[THE TASK]
Give back every entry, copied exactly.

=== Begin Enclosure ===

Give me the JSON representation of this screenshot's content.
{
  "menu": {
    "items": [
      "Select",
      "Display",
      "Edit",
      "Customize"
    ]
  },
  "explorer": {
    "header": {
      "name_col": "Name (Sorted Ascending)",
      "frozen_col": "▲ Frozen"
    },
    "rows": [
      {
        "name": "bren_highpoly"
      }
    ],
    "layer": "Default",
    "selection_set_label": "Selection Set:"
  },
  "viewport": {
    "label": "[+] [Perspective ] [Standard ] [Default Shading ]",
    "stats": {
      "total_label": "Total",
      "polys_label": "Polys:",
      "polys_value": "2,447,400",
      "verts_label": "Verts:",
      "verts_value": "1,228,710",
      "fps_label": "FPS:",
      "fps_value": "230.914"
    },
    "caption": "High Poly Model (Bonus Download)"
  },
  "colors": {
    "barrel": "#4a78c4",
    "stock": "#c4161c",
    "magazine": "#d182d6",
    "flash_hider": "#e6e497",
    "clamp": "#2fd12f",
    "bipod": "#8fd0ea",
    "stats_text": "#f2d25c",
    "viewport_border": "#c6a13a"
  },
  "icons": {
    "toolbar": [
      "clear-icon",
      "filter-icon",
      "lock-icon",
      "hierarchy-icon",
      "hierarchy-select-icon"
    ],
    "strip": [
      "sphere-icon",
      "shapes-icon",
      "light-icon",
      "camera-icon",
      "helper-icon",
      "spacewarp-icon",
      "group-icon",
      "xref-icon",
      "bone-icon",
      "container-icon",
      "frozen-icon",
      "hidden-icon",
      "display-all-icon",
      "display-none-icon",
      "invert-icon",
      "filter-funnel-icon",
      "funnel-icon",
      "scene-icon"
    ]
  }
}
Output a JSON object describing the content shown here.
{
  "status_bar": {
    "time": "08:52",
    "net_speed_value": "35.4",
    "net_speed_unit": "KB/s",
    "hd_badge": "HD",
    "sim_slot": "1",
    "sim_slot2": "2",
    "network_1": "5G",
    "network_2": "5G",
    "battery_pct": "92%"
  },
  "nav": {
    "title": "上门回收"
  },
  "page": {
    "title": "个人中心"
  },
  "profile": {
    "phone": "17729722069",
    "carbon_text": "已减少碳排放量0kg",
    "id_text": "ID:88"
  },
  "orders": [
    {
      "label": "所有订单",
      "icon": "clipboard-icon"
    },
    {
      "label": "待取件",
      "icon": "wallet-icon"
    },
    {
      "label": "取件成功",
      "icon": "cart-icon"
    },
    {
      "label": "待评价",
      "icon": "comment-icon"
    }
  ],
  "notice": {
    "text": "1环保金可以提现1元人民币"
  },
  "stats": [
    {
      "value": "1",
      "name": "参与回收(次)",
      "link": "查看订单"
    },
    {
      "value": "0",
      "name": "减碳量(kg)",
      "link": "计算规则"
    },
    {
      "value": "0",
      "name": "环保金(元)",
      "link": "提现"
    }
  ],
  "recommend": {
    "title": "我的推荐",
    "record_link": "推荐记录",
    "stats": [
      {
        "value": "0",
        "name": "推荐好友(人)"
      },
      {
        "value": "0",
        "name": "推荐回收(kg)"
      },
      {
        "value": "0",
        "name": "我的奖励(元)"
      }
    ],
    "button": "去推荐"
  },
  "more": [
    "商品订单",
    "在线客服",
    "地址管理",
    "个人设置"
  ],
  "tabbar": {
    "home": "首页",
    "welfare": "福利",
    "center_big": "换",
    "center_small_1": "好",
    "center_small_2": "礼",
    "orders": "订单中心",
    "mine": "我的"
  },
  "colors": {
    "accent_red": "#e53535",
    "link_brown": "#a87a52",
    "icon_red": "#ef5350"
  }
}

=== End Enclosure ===

[ANSWER TO THE PROBLEM]
Give me the JSON representation of this screenshot's content.
{
  "menu": {
    "items": [
      "Select",
      "Display",
      "Edit",
      "Customize"
    ]
  },
  "explorer": {
    "header": {
      "name_col": "Name (Sorted Ascending)",
      "frozen_col": "▲ Frozen"
    },
    "rows": [
      {
        "name": "bren_highpoly"
      }
    ],
    "layer": "Default",
    "selection_set_label": "Selection Set:"
  },
  "viewport": {
    "label": "[+] [Perspective ] [Standard ] [Default Shading ]",
    "stats": {
      "total_label": "Total",
      "polys_label": "Polys:",
      "polys_value": "2,447,400",
      "verts_label": "Verts:",
      "verts_value": "1,228,710",
      "fps_label": "FPS:",
      "fps_value": "230.914"
    },
    "caption": "High Poly Model (Bonus Download)"
  },
  "colors": {
    "barrel": "#4a78c4",
    "stock": "#c4161c",
    "magazine": "#d182d6",
    "flash_hider": "#e6e497",
    "clamp": "#2fd12f",
    "bipod": "#8fd0ea",
    "stats_text": "#f2d25c",
    "viewport_border": "#c6a13a"
  },
  "icons": {
    "toolbar": [
      "clear-icon",
      "filter-icon",
      "lock-icon",
      "hierarchy-icon",
      "hierarchy-select-icon"
    ],
    "strip": [
      "sphere-icon",
      "shapes-icon",
      "light-icon",
      "camera-icon",
      "helper-icon",
      "spacewarp-icon",
      "group-icon",
      "xref-icon",
      "bone-icon",
      "container-icon",
      "frozen-icon",
      "hidden-icon",
      "display-all-icon",
      "display-none-icon",
      "invert-icon",
      "filter-funnel-icon",
      "funnel-icon",
      "scene-icon"
    ]
  }
}
Output a JSON object describing the content shown here.
{
  "status_bar": {
    "time": "08:52",
    "net_speed_value": "35.4",
    "net_speed_unit": "KB/s",
    "hd_badge": "HD",
    "sim_slot": "1",
    "sim_slot2": "2",
    "network_1": "5G",
    "network_2": "5G",
    "battery_pct": "92%"
  },
  "nav": {
    "title": "上门回收"
  },
  "page": {
    "title": "个人中心"
  },
  "profile": {
    "phone": "17729722069",
    "carbon_text": "已减少碳排放量0kg",
    "id_text": "ID:88"
  },
  "orders": [
    {
      "label": "所有订单",
      "icon": "clipboard-icon"
    },
    {
      "label": "待取件",
      "icon": "wallet-icon"
    },
    {
      "label": "取件成功",
      "icon": "cart-icon"
    },
    {
      "label": "待评价",
      "icon": "comment-icon"
    }
  ],
  "notice": {
    "text": "1环保金可以提现1元人民币"
  },
  "stats": [
    {
      "value": "1",
      "name": "参与回收(次)",
      "link": "查看订单"
    },
    {
      "value": "0",
      "name": "减碳量(kg)",
      "link": "计算规则"
    },
    {
      "value": "0",
      "name": "环保金(元)",
      "link": "提现"
    }
  ],
  "recommend": {
    "title": "我的推荐",
    "record_link": "推荐记录",
    "stats": [
      {
        "value": "0",
        "name": "推荐好友(人)"
      },
      {
        "value": "0",
        "name": "推荐回收(kg)"
      },
      {
        "value": "0",
        "name": "我的奖励(元)"
      }
    ],
    "button": "去推荐"
  },
  "more": [
    "商品订单",
    "在线客服",
    "地址管理",
    "个人设置"
  ],
  "tabbar": {
    "home": "首页",
    "welfare": "福利",
    "center_big": "换",
    "center_small_1": "好",
    "center_small_2": "礼",
    "orders": "订单中心",
    "mine": "我的"
  },
  "colors": {
    "accent_red": "#e53535",
    "link_brown": "#a87a52",
    "icon_red": "#ef5350"
  }
}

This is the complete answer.